> **WHAT TO WORK ON**: All the data beneath this line is to be reproduced exactly.

━━━ PROVIDED INFORMATION

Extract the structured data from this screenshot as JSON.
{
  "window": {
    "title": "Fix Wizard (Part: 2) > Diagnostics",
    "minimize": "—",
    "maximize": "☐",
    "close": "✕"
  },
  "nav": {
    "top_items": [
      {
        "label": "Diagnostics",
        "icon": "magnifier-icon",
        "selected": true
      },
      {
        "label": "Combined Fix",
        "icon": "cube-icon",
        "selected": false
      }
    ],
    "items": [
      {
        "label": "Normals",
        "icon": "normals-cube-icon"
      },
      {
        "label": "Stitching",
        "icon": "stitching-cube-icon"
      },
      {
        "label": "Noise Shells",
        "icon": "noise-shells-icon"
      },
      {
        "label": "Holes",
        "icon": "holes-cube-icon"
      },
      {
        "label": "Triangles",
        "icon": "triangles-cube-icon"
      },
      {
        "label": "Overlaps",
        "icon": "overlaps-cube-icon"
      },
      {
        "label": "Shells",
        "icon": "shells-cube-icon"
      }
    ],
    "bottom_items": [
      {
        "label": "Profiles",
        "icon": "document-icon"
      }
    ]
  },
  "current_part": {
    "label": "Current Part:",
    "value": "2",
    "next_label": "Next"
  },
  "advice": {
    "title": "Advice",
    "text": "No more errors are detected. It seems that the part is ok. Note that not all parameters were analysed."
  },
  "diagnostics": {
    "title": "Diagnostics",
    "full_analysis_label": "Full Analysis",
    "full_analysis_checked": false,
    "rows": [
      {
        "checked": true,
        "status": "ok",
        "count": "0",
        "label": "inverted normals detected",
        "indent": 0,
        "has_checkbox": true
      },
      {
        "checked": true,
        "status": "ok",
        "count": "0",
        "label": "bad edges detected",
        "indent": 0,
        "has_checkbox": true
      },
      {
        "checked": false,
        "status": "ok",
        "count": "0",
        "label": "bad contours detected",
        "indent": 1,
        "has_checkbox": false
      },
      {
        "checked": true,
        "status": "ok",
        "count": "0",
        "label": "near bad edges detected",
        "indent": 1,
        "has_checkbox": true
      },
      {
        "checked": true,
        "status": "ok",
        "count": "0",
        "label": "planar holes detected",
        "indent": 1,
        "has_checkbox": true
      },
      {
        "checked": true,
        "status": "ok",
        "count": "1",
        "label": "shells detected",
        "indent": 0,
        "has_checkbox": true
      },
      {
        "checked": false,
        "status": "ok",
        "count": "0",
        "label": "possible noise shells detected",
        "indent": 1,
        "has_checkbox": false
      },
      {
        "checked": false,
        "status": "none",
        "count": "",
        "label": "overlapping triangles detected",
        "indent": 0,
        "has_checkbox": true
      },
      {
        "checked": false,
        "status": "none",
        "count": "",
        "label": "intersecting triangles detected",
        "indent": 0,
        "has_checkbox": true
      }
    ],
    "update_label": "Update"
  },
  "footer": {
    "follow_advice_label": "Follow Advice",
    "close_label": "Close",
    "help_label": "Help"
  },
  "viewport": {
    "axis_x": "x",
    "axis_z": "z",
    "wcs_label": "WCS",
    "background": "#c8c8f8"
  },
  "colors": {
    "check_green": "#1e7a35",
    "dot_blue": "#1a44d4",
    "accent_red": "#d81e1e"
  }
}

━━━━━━

> **RESULT OF THIS EXERCISE**:
Extract the structured data from this screenshot as JSON.
{
  "window": {
    "title": "Fix Wizard (Part: 2) > Diagnostics",
    "minimize": "—",
    "maximize": "☐",
    "close": "✕"
  },
  "nav": {
    "top_items": [
      {
        "label": "Diagnostics",
        "icon": "magnifier-icon",
        "selected": true
      },
      {
        "label": "Combined Fix",
        "icon": "cube-icon",
        "selected": false
      }
    ],
    "items": [
      {
        "label": "Normals",
        "icon": "normals-cube-icon"
      },
      {
        "label": "Stitching",
        "icon": "stitching-cube-icon"
      },
      {
        "label": "Noise Shells",
        "icon": "noise-shells-icon"
      },
      {
        "label": "Holes",
        "icon": "holes-cube-icon"
      },
      {
        "label": "Triangles",
        "icon": "triangles-cube-icon"
      },
      {
        "label": "Overlaps",
        "icon": "overlaps-cube-icon"
      },
      {
        "label": "Shells",
        "icon": "shells-cube-icon"
      }
    ],
    "bottom_items": [
      {
        "label": "Profiles",
        "icon": "document-icon"
      }
    ]
  },
  "current_part": {
    "label": "Current Part:",
    "value": "2",
    "next_label": "Next"
  },
  "advice": {
    "title": "Advice",
    "text": "No more errors are detected. It seems that the part is ok. Note that not all parameters were analysed."
  },
  "diagnostics": {
    "title": "Diagnostics",
    "full_analysis_label": "Full Analysis",
    "full_analysis_checked": false,
    "rows": [
      {
        "checked": true,
        "status": "ok",
        "count": "0",
        "label": "inverted normals detected",
        "indent": 0,
        "has_checkbox": true
      },
      {
        "checked": true,
        "status": "ok",
        "count": "0",
        "label": "bad edges detected",
        "indent": 0,
        "has_checkbox": true
      },
      {
        "checked": false,
        "status": "ok",
        "count": "0",
        "label": "bad contours detected",
        "indent": 1,
        "has_checkbox": false
      },
      {
        "checked": true,
        "status": "ok",
        "count": "0",
        "label": "near bad edges detected",
        "indent": 1,
        "has_checkbox": true
      },
      {
        "checked": true,
        "status": "ok",
        "count": "0",
        "label": "planar holes detected",
        "indent": 1,
        "has_checkbox": true
      },
      {
        "checked": true,
        "status": "ok",
        "count": "1",
        "label": "shells detected",
        "indent": 0,
        "has_checkbox": true
      },
      {
        "checked": false,
        "status": "ok",
        "count": "0",
        "label": "possible noise shells detected",
        "indent": 1,
        "has_checkbox": false
      },
      {
        "checked": false,
        "status": "none",
        "count": "",
        "label": "overlapping triangles detected",
        "indent": 0,
        "has_checkbox": true
      },
      {
        "checked": false,
        "status": "none",
        "count": "",
        "label": "intersecting triangles detected",
        "indent": 0,
        "has_checkbox": true
      }
    ],
    "update_label": "Update"
  },
  "footer": {
    "follow_advice_label": "Follow Advice",
    "close_label": "Close",
    "help_label": "Help"
  },
  "viewport": {
    "axis_x": "x",
    "axis_z": "z",
    "wcs_label": "WCS",
    "background": "#c8c8f8"
  },
  "colors": {
    "check_green": "#1e7a35",
    "dot_blue": "#1a44d4",
    "accent_red": "#d81e1e"
  }
}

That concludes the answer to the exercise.